    America has not always been strong. The Founders understood only too well how their experiment in self-government hung precariously between France and Britain. When the British government threatened to intervene in the American Civil War, Secretary of State William Seward believed it would consolidate...

  4. (pp. 13-23)

    US military forces will have to be resized, restructured, and correctly repostured to give future presidents the means necessary to carry out the strategy outlined. To begin with, today’s military is too small and is losing its traditional technological advantages. Second, the individual services have become in some respects too dependent on one another—losing service capabilities developed by and for a single service that for some contingencies result in the less efficient use of US forces. Finally, the Obama administration has overseen and accelerated the final stages of a global retrenchment, with the American military increasingly stationed in the...

  5. (pp. 24-40)

    In 1961, responding to the management directives of the new secretary of defense, Robert McNamara, RAND political scientists Alain Enthoven and K. V. Smith in a famous report addressed the quintessential question of Cold War defense planning: How Much Is Enough?16 Indeed, since the United States became a global power at the end of the 19th century, the prime directive for American security strategy is to have sufficient military capacity to achieve its geopolitical purposes.

    Since the end of the Cold War, US defense planners have strayed ever further from this first-order enquiry. Absent the Soviet Union, whose military provided...

  6. (pp. 41-62)

    Even as the size of America’s military has been deeply cut over the past generation, so too have the US armed forces lost the tremendous technological advantages they once enjoyed. If the 1991 Gulf War revealed the superiority conveyed by the many investments of the Reagan years, so may the next war demonstrate the consequences of the failures to substantially modernize the force since then.
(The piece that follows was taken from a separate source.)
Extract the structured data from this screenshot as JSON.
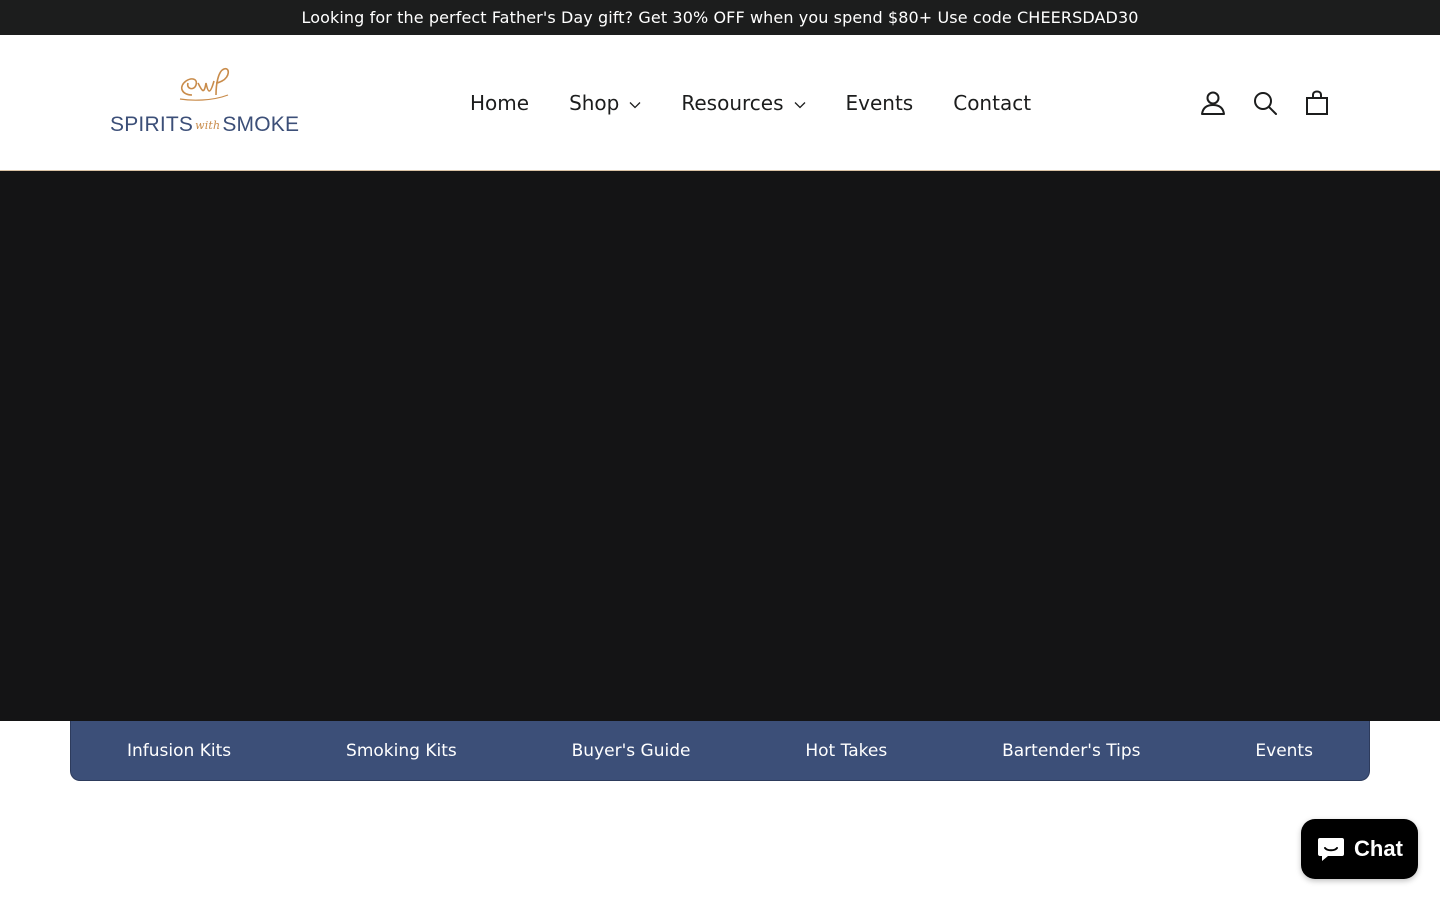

    Just as the traditional strategy and the three-theater force posture advocated in this report will require a significant expansion of the current US military, it will equally require accelerating the pace of current procurements, rapid...

  7. (pp. 63-70)

    Rebuilding the capacity and capability of America’s military to a three-theater standard will require substantial sustained reinvestment. To understand the scope of this challenge, it is crucial to understand that the problems of today originated years ago. As devastating as the cuts of the early Obama years and the Budget Control Act of 2011 have been for the military, the current predicament the Pentagon finds itself in is a product of three successive US administrations. The hole is so deep because we have been digging it for more than 20 years.

    In President Bill Clinton’s first term, more than $160...

  8. (pp. 71-75)

    Because the need to rebuild the US military is so urgent and so great, the Department of Defense cannot afford to waste a single dollar. Further, to sustain the long-term build-up needed to accomplish this task, the Pentagon must demonstrate that it is a good steward of taxpayer money. Thus the project of rearmament depends, in large measure, on a complementary project of reform—one that should begin by reversing the failed reforms of the past. Indeed the Pentagon is facing a host of obstacles that extend well beyond declining budgets, cuts in force structure, and readiness shortfalls. Three of...

  9. (pp. 76-77)

    It has been the purpose of this report to set out the military missions, force requirements, reforms, and price necessary to sustain American geopolitical leadership and the general global stability, broadly shared prosperity, and remarkable liberty that leadership has secured since the end of World War II. We believe that this “world America made,” as Robert Kagan calls it, is a very valuable thing. It behooves us to keep it.

    The cost of keeping it, as this study should make plain, is significant. What we recommend here is a comprehensive and undoubtedly long-term program of rearmament. We cannot quickly make...